And what cannot be discounted as leading factor in the president’s seeming reversal has been the pressure put on the White House by immigration hardliners. “Trumpism without Trump” has been widely eulogized after Bannon’s tumble. But if the president and his allies took their victory over Bannon as broad license to maneuver toward the establishment, it is clear that, on immigration at least, that’s a nonstarter.
The torrent of criticism from the populist Right has been considerable. “If you see that kind of deal come out of Congress, and you may, the Republican Party is done, it's over, it's toast. it will be a short epitaph too, suicide,” Fox News grandee Tucker Carlson said on his show Wednesday. Sometimes Trump confidante Ann Coulter was more pointed, penning a column titled, “It Turns Out Bannon Was Trump's Brain.”
While much of the establishment D.C.—and the country—was aghast Thursday evening at the president’s lavatorial allusion to Haiti, El Salvador and African nations, Carlson and Coulter were buoyant. “He's trying to win me back,” Coulter tweeted. Carlson didn’t hold back: “Option A: El Salvador isn't a ‘s--thole,’ so they don't need 17 years of Temporary Protected Status, and migrants from there should be sent home immediately. Option B: El Salvador is, in fact, a ‘s--thole.’” And some in the White House concede this will likely aide with president with his base.
The seeming success (for now) of Coulter and Carlson to prod the president back into their ranks on this issue raises the question: can the mostly more moderate voices that remain in the administration continue to be thwarted from the outside?
At least one Republican candidate seeking to win a U.S. House seat laments Bannon’s reversal of fortunes, commenting to me: “Bannon represented the future of the Republican Party: one that was geared towards the working man by limiting illegal immigration, ending foreign wars against American interest, taxing the 1% , bringing back protectionism and tariffs.”
Carlson has been critical of Bannon—seeing him as sort of a “poseur”—but like the former Breitbart chief, he has be unafraid to lob criticism at the administration when it deviates from the nationalist-populism that vaulted Trump to power.
In recent days, Carlson told Freddy Gray of the London Spectator that the concern in D.C. over Iran is vastly overblown, and that he doesn’t believe that Bashar al-Assad was responsible for last April’s chemical attack in Syria—the pretext of President Trump’s targeted bombing of that country. He also chided the president’s tax reform plan, to this point the administration’s most salient achievement, as a sellout to Trump’s political base.
So what does a Trumpist, divorced from Bannon, foreign policy look like? One critical area where this will be tested immediately is North Korea, particularly with all the potential fire and fury that could be sparked by the upcoming Pyeongchang Olympics in February.
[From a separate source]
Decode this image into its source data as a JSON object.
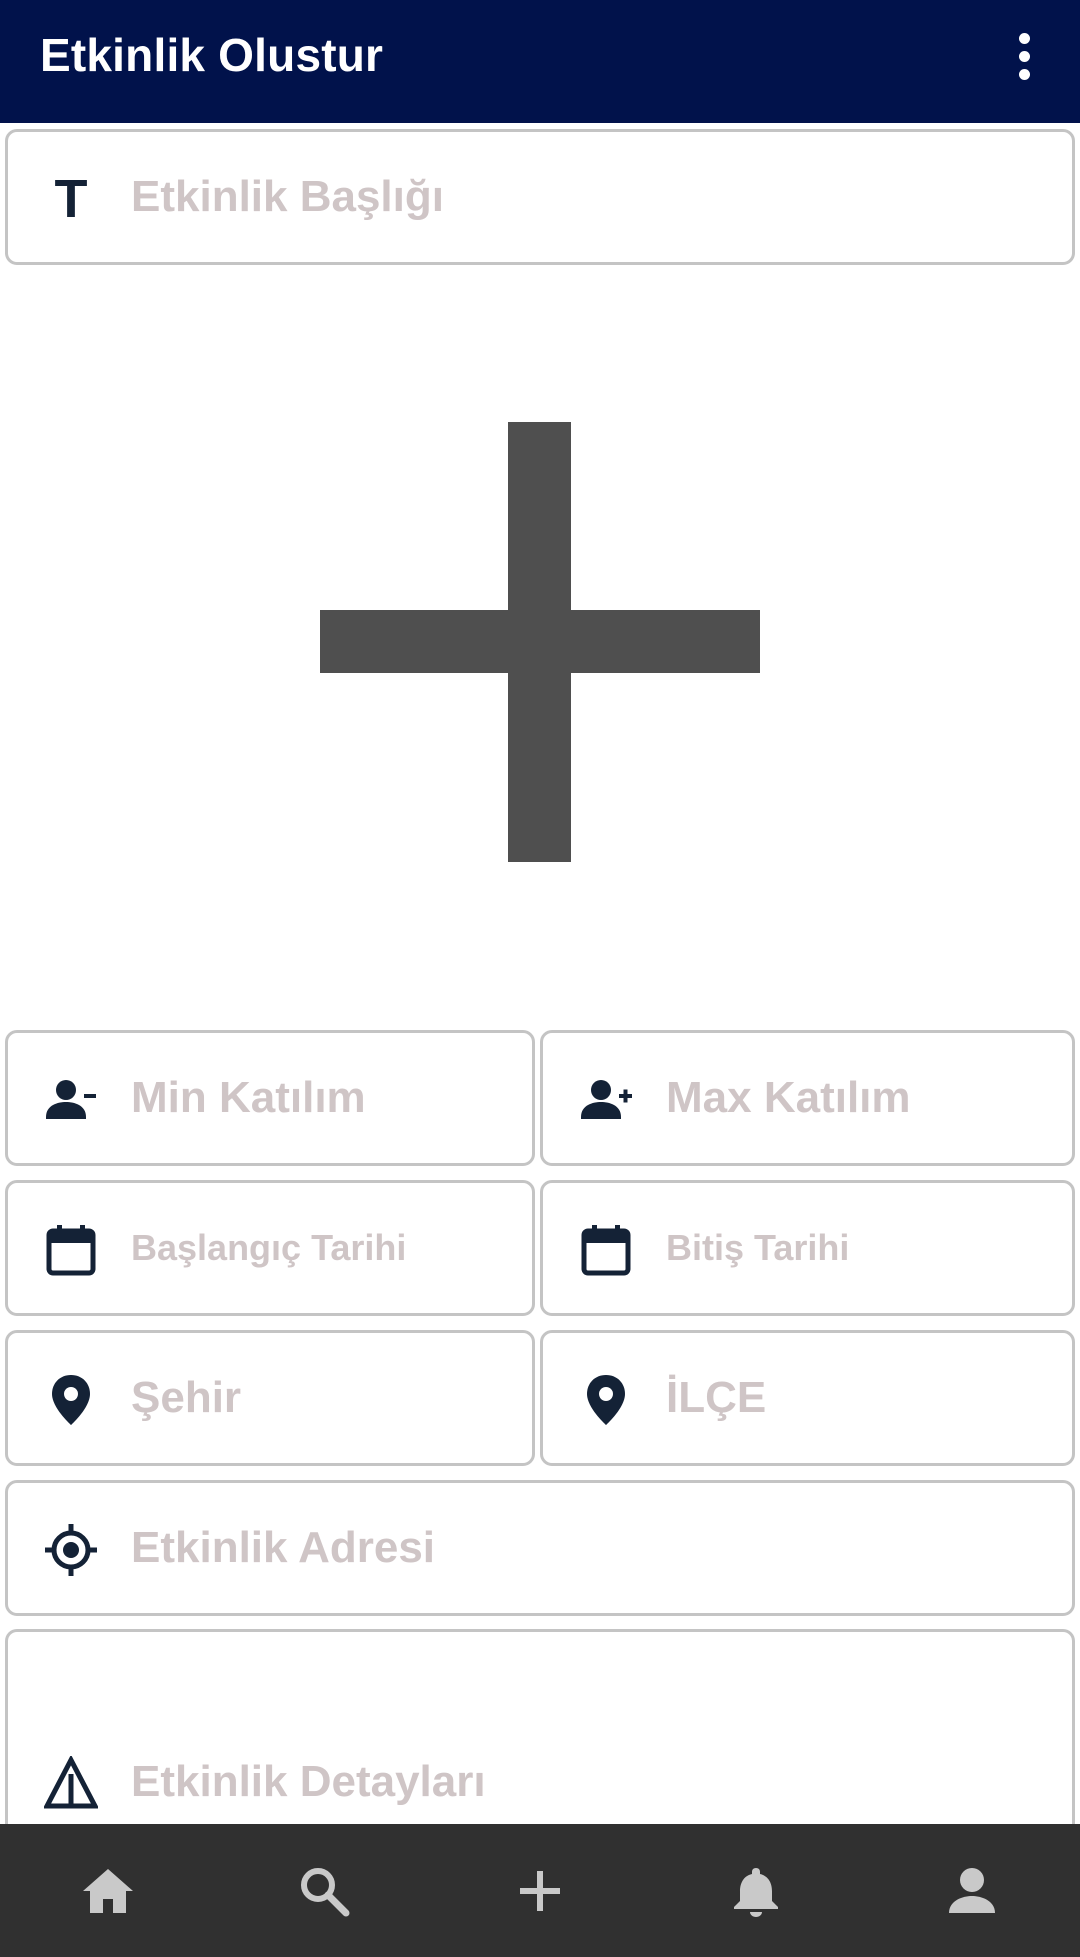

Bannon has noted to me that he views North Korea as a largely unsalvageable distraction. Carlson agrees, noting that Pakistan is a far more concerning case and that United States has allowed its nuclear armament for decades. But Bannon’s old enemies in the administration, namely National Security Advisor H. R. McMaster, see it differently. McMaster has emerged as a hawk’s hawk on North Korea, including entertaining some sort of first strike on the country.